Laptops take more wear and tear than desktops. Computers and sensitive electronics really don’t like to be banged around much. Remember, if a repair is going to cost 50% or more than the cost of replacing, it’s not worth doing, because you’ll still have an older laptop when you’re done. Also, if your laptop is 4 years old or older, you’re better off replacing since you’ll only get a year or two of use out of it even after the repair since something else is likely to wear out.

Below is a summary of my suggestions on how to proceed for Laptop repairs. These are not hard and fast rules and your decision will be based on the prices quoted from your local repair technician (Trif Computer Services :-)) and personal preferences on where to expend your money.

  • Memory Memory is always easy to replace and upgrade. Access to the laptop memory is usually on a panel on the bottom of the laptop. It is an inexpensive upgrade and the best thing to make an older laptop perform better.
  • DC power jack. Sometimes the jack where the power adapter connects gets broken loose from the internal connections. If the parts are separate from the motherboard it is  usually inexpensive, but this requires that the laptop case be removed and replaced.  Do it? Yes…BUT…If the DC Power connector is soldered on the Motherboard you may need to replace the entire motherboard or attempt delicate re-soldering of a new DC jack. Really consider how old this laptop is before sinking costs down this route.
  • Keyboard If a keyboard is damaged or needs replacing, it’s generally worth doing. Keyboard parts range form $35 to $100. For most laptops, a keyboard replacement only requires that the top bezel be removed, and doesn’t require a complete dis-assembly. It still can take about 1-2 hours of labor though. Do it? YES
  • Hard drive. The hard drive can usually be removed and replaced without the need to take apart the entire laptop case.  It can usually be upgraded as well. Do it? YES! Want to really supercharge your laptop consider replacing your hard disk with a new Solid State Drive (SSD). New SSDs use chip-based memory at are significantly faster than hard drives. The trade-off is they are usually much smaller in total storage space at the same or increased cost than many larger hard disks on the market.
  • LCD. If the LCD panel is not working, it could be either the graphics circuit on the mother board, a faulty inverter board or the LCD panel. If you can, plug the laptop into an external monitor. If you can get a display, the problem is the LCD panel. Prices for LCD parts alone range from $150 to $350 depending on the quality and availability. It takes a complete dis-assembly to replace and repair this item so there is usually at least 2 hours or more or labor involved.  Do it: Maybe. If a new LCD panel and lid assembly are available and total costs under 50% the cost to buy a new laptop they a new display may be the right call.
  • Mother Board. Since mother boards are generally one-piece units for laptops, any failure requires complete replacement of this item. The part can range from $100 to $400 and up. Do it: Maybe! Again you want the total repair cost to be way less than the cost to buy new and only for computers under 2 years old.
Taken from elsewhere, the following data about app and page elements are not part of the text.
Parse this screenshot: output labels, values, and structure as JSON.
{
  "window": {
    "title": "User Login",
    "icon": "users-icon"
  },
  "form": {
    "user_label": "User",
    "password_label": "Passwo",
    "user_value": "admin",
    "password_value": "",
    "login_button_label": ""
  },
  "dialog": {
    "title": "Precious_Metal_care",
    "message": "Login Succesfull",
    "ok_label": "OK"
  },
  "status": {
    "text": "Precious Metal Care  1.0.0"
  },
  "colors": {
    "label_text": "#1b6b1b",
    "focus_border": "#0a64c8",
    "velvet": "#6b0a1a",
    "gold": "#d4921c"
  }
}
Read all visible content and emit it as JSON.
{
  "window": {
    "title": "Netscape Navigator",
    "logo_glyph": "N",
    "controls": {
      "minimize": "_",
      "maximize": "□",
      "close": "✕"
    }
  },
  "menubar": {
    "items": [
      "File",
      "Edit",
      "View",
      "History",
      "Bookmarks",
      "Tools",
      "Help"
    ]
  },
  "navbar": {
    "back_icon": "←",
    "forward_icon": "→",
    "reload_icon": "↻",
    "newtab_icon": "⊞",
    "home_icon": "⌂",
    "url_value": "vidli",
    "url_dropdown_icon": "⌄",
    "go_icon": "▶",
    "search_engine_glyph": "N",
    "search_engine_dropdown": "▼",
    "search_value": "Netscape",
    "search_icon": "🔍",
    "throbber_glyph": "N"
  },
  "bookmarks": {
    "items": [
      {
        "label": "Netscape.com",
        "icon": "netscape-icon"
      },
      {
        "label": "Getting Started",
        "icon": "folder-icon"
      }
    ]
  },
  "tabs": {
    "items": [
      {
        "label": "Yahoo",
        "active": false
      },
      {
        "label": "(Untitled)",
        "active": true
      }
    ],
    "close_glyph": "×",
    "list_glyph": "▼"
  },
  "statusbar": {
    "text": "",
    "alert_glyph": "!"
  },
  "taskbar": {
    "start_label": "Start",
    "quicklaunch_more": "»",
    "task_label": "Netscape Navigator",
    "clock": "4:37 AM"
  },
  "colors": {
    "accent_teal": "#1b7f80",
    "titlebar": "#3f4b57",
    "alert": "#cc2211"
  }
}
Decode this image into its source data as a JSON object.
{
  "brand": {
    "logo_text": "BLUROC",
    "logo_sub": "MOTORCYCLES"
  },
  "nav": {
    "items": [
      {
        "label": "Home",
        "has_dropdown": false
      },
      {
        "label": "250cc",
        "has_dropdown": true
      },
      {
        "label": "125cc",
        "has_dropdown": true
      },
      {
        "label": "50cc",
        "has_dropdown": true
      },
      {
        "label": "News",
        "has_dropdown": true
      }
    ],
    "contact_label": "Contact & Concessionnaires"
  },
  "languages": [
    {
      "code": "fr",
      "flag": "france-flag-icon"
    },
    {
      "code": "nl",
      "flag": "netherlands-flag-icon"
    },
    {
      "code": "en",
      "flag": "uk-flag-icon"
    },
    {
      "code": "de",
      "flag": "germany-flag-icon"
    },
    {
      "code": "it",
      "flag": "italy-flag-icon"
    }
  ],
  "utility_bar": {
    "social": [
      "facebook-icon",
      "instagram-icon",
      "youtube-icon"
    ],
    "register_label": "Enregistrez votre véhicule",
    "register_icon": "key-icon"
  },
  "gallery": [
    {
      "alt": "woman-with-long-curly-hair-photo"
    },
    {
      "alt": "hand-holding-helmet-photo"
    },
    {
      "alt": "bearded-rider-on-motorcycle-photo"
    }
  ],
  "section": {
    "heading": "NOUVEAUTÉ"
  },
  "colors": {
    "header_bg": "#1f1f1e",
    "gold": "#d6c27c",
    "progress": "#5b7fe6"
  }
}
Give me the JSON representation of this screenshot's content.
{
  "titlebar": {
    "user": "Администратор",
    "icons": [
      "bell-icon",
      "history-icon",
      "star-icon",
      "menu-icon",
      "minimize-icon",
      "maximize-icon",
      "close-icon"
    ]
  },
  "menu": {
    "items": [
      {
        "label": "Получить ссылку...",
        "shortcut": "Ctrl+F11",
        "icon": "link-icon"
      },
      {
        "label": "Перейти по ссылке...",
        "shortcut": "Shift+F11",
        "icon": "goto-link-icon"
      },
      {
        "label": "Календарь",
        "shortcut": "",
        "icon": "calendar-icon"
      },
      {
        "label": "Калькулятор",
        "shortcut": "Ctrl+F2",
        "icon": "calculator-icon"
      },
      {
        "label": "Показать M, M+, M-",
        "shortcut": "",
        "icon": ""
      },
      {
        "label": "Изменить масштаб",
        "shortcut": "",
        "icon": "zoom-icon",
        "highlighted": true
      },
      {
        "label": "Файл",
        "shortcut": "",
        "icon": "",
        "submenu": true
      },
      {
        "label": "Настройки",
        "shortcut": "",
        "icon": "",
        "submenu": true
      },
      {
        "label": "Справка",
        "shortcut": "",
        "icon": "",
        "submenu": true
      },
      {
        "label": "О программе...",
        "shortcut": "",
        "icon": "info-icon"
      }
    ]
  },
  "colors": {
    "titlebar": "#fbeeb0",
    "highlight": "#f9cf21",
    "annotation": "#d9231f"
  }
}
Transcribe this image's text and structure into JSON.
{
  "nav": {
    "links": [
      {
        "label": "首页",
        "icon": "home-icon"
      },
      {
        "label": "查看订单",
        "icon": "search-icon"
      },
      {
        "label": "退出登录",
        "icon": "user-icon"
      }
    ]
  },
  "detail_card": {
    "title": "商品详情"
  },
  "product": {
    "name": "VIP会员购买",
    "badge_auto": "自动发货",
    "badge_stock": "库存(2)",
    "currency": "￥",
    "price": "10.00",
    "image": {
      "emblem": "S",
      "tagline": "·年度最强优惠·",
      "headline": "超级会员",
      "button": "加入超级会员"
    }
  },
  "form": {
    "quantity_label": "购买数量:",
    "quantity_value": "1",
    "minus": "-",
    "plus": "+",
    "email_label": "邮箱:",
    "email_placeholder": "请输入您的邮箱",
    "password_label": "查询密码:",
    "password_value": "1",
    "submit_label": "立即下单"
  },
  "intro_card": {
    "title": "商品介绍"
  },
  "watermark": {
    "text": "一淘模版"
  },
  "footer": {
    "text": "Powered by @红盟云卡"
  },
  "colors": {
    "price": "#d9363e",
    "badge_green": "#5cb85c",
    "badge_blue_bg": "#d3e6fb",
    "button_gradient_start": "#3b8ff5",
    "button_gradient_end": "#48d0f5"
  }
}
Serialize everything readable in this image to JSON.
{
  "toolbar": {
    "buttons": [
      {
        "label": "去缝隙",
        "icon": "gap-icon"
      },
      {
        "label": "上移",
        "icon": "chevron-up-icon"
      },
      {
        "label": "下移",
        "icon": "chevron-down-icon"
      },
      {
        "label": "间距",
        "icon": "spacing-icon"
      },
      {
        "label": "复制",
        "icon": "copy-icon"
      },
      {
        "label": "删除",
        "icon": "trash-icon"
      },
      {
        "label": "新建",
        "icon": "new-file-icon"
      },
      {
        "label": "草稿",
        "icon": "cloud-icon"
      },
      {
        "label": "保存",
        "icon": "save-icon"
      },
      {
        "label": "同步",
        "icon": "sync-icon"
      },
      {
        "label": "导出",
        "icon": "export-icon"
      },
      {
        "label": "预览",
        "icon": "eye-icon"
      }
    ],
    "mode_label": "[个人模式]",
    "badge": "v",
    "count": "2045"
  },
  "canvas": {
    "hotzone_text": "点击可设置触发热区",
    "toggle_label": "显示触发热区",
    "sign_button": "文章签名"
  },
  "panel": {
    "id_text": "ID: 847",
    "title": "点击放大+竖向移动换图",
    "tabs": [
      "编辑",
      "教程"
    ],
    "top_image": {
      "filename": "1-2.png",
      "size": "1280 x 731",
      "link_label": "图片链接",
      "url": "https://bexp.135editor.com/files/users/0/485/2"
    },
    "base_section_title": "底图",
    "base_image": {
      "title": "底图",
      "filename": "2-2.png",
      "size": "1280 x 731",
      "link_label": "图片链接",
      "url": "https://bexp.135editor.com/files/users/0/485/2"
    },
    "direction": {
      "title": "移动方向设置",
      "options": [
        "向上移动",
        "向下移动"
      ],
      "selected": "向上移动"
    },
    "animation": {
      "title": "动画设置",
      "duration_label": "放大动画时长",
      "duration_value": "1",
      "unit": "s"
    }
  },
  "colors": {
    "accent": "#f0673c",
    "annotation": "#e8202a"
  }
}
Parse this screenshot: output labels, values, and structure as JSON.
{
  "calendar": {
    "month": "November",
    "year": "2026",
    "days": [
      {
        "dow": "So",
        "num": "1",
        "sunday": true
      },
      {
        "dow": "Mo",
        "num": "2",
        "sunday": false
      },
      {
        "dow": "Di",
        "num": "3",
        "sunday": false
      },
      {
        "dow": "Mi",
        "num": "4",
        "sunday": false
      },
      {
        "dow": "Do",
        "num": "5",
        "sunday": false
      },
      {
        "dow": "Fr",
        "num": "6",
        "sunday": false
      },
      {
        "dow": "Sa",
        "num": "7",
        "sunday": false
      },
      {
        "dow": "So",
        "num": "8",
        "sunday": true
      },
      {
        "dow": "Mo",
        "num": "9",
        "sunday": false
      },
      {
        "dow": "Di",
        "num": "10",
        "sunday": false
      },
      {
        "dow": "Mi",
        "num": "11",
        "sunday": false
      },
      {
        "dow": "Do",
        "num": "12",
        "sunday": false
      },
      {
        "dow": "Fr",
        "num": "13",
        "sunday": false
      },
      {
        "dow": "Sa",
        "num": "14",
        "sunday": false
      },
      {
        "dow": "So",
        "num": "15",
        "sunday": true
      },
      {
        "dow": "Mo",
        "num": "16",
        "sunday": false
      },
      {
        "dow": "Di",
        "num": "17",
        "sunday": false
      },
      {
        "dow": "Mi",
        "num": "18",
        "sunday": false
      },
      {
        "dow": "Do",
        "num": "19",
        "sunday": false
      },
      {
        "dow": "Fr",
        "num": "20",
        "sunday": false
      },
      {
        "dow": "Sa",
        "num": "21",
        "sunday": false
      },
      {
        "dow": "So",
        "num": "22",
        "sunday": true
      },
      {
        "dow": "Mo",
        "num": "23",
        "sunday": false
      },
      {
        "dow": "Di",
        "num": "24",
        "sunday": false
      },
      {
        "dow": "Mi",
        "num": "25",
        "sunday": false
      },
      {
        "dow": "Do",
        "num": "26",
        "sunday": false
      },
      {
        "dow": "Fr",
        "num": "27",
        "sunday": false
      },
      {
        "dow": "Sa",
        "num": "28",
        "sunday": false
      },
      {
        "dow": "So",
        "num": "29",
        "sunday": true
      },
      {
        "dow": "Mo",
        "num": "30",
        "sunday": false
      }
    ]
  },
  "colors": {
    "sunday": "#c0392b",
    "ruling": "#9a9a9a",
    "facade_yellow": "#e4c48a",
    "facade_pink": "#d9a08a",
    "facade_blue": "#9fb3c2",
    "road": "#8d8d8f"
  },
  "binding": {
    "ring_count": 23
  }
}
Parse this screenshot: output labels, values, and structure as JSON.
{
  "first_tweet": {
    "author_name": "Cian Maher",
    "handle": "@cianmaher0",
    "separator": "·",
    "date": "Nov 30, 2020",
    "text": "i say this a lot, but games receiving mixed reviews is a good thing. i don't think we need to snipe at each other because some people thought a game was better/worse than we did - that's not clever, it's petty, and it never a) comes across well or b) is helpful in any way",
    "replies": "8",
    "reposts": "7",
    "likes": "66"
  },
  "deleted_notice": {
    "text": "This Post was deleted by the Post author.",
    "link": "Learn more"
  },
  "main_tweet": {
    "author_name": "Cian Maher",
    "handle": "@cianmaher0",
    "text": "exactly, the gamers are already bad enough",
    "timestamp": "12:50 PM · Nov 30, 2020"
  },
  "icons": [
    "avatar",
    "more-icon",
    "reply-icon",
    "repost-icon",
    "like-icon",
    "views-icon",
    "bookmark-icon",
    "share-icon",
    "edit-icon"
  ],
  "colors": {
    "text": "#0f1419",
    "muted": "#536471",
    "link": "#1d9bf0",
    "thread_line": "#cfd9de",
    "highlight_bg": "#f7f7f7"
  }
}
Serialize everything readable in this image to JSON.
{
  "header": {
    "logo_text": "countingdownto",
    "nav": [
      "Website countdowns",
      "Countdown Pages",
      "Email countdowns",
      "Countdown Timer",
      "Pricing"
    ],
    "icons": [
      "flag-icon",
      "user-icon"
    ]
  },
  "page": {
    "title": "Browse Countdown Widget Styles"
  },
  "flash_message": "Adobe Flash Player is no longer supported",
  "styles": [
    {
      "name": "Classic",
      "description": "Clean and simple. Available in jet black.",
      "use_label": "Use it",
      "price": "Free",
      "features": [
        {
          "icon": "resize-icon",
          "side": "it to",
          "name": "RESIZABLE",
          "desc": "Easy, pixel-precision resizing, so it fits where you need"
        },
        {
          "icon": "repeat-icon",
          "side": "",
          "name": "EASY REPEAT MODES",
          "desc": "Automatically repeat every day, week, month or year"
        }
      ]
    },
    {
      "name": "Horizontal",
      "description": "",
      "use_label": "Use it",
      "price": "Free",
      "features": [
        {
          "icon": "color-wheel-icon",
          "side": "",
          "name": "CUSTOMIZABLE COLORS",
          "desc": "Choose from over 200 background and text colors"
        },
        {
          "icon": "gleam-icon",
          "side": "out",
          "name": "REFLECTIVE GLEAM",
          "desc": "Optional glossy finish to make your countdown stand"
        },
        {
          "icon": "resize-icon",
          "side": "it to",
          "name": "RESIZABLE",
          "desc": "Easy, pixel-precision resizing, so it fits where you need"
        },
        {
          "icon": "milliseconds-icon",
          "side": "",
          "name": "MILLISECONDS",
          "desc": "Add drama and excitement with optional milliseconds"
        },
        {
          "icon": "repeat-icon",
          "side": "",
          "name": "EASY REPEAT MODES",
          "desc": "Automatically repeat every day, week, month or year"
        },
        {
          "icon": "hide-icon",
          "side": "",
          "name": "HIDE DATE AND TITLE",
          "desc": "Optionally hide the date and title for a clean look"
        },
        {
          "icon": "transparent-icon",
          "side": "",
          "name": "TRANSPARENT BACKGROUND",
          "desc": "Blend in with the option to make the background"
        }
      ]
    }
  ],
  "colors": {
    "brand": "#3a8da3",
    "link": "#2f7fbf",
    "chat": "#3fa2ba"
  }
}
Hope this overview helps get though the challenge of deciding when and how to approach laptop repair. While i focused on prices related to PCs the same rules apply to MacBooks. It may be better to repair that 2-3 year old MacBook instead of spending $1000, $1400, or more for a new one.